rough estimation of the relationship; individual variability is significant. Also, the relationship between HR and
RPE within an individual varies with different forms of activity. The RPE is best reserved for intraindividual
comparisons for a specific form of exercise.
HRs are related linearly to the scale scores (r = 0.8-0.9). However, even with this relationship one cannot
conclude that HR is a cause of the perceived exertion.
The perception of exertion integrates many more exercise factors than are considered with singular or isolated
physiologic variables. This integration is a truer indication of an exercise response than is depicted by restricted
variables such as HRs, lactate measurements, or blood measurements. To understand a certain RPE value,
knowing (1) the age and other personal characteristics of the individual, (2) what type of activity was performed,
and (3) the environmental conditions that existed at the time is important. The instructions for using the scale
are to "estimate how hard and strenuous you feel the work to be." The perception should be general, rather
than focusing on specific parts of the body (eg, "tired arms"). The perception of exertion should include as many
contributory sensations as possible.
Once the verbal description is determined, the individual should choose an exact number that corresponds to
the verbal descriptor. When a subject is unable to complete the highest workload, the rating should be of the
work at the time of the final interruption. With athletes, the major problem with using RPE is their common
tendency to underestimate the exertion level. Practice in using the scale is necessary. If the various categories
can be aligned with other categories or levels of work response, an accurate level of discrimination can be
developed between the categories. The RPE yields important additional data beyond those available through
isolated physiologic variables. In conscientious and reliable individuals, its value exceeds that of singular
parameters of performance.
Instructions for use:
During the exercise you are to rate your perception of exertion. Use this scale, where 6 means no exertion at
all, and 20 means a totally maximum effort. The 13 on the scale is a somewhat heavy exercise but capable of
being performed at steady state (ie, anaerobic threshold). When at a level of 17, the effort level requires you to
push yourself hard even though it is possible to continue for some time. For many people, 19 is about as
strenuous as exercise becomes because they often reserve a small amount of possible extra effort. Try to
appraise the feeling of exertion as honestly as possible. Do not underestimate or overestimate it. It is of no
value to underestimate the level to produce an impression of being brave or tough. Your own feeling of effort
and exertion is all that is of interest. Look at the scale and wordings and decide on the word that best describes
your effort level and the number alternative associated with that description.
The Borg scale is as follows:
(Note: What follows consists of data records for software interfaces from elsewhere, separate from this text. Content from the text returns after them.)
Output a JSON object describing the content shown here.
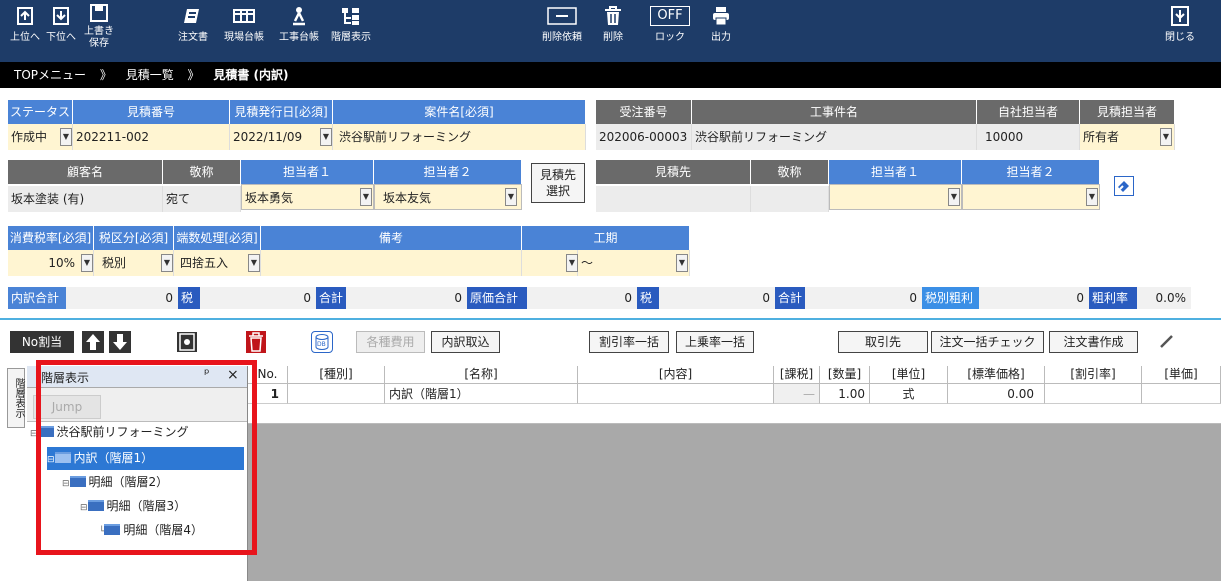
{
  "toolbar": {
    "up": "上位へ",
    "down": "下位へ",
    "overwrite_1": "上書き",
    "overwrite_2": "保存",
    "order": "注文書",
    "site_ledger": "現場台帳",
    "work_ledger": "工事台帳",
    "hier_display": "階層表示",
    "delete_request": "削除依頼",
    "delete": "削除",
    "lock": "ロック",
    "lock_badge": "OFF",
    "output": "出力",
    "close": "閉じる"
  },
  "breadcrumb": {
    "top": "TOPメニュー",
    "sep1": "》",
    "list": "見積一覧",
    "sep2": "》",
    "current": "見積書 (内訳)"
  },
  "form": {
    "h_status": "ステータス",
    "h_estno": "見積番号",
    "h_issue_date": "見積発行日[必須]",
    "h_case": "案件名[必須]",
    "status": "作成中",
    "estno": "202211-002",
    "issue_date": "2022/11/09",
    "case": "渋谷駅前リフォーミング",
    "h_order_no": "受注番号",
    "h_work_name": "工事件名",
    "h_own_person": "自社担当者",
    "h_est_person": "見積担当者",
    "order_no": "202006-00003",
    "work_name": "渋谷駅前リフォーミング",
    "own_person": "10000",
    "est_person": "所有者",
    "h_customer": "顧客名",
    "h_honorific": "敬称",
    "h_person1": "担当者１",
    "h_person2": "担当者２",
    "customer": "坂本塗装 (有)",
    "honorific": "宛て",
    "person1": "坂本勇気",
    "person2": "坂本友気",
    "select_dest_1": "見積先",
    "select_dest_2": "選択",
    "h_dest": "見積先",
    "h_dest_honorific": "敬称",
    "h_dest_person1": "担当者１",
    "h_dest_person2": "担当者２",
    "h_tax_rate": "消費税率[必須]",
    "h_tax_type": "税区分[必須]",
    "h_rounding": "端数処理[必須]",
    "h_notes": "備考",
    "h_period": "工期",
    "tax_rate": "10%",
    "tax_type": "税別",
    "rounding": "四捨五入",
    "period_sep": "～"
  },
  "summary": {
    "l_breakdown": "内訳合計",
    "v_breakdown": "0",
    "l_tax1": "税",
    "v_tax1": "0",
    "l_total1": "合計",
    "v_total1": "0",
    "l_cost": "原価合計",
    "v_cost": "0",
    "l_tax2": "税",
    "v_tax2": "0",
    "l_total2": "合計",
    "v_total2": "0",
    "l_profit": "税別粗利",
    "v_profit": "0",
    "l_rate": "粗利率",
    "v_rate": "0.0%"
  },
  "actions": {
    "no_split": "No割当",
    "expenses": "各種費用",
    "import": "内訳取込",
    "discount_all": "割引率一括",
    "markup_all": "上乗率一括",
    "supplier": "取引先",
    "order_check": "注文一括チェック",
    "order_create": "注文書作成"
  },
  "table": {
    "headers": [
      "No.",
      "[種別]",
      "[名称]",
      "[内容]",
      "[課税]",
      "[数量]",
      "[単位]",
      "[標準価格]",
      "[割引率]",
      "[単価]"
    ],
    "row": {
      "no": "1",
      "type": "",
      "name": "内訳（階層1）",
      "content": "",
      "tax": "—",
      "qty": "1.00",
      "unit": "式",
      "price": "0.00",
      "disc": "",
      "unit_price": ""
    }
  },
  "tree_panel": {
    "side_tab": "階層表示",
    "title": "階層表示",
    "pin": "ᵖ",
    "close": "×",
    "jump": "Jump",
    "items": [
      "渋谷駅前リフォーミング",
      "内訳（階層1）",
      "明細（階層2）",
      "明細（階層3）",
      "明細（階層4）"
    ]
  },
  "colors": {
    "toolbar": "#1e3c68",
    "header_blue": "#4a83d6",
    "header_gray": "#6a6a6a",
    "highlight": "#e8141c"
  }
}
6 No exertion at all
7-8 Extremely light (very, very light)

9-10 Very light (A1 warm-up/recovery)

11 Light (A2 aerobic threshold)

12-13 Moderate (EN-1 anaerobic threshold)

14-15 Hard (EN-2 VO2 max or 400-m swimming pace)

16-17 Very hard (AN-1 peak lactate or lactate tolerance, 200-m swimming pace)

18-19 Extremely hard (very, very hard [AN-2 anaerobic power, 25-50m swimming pace])

20 Maximum all-out effort, with absolutely nothing being held in reserve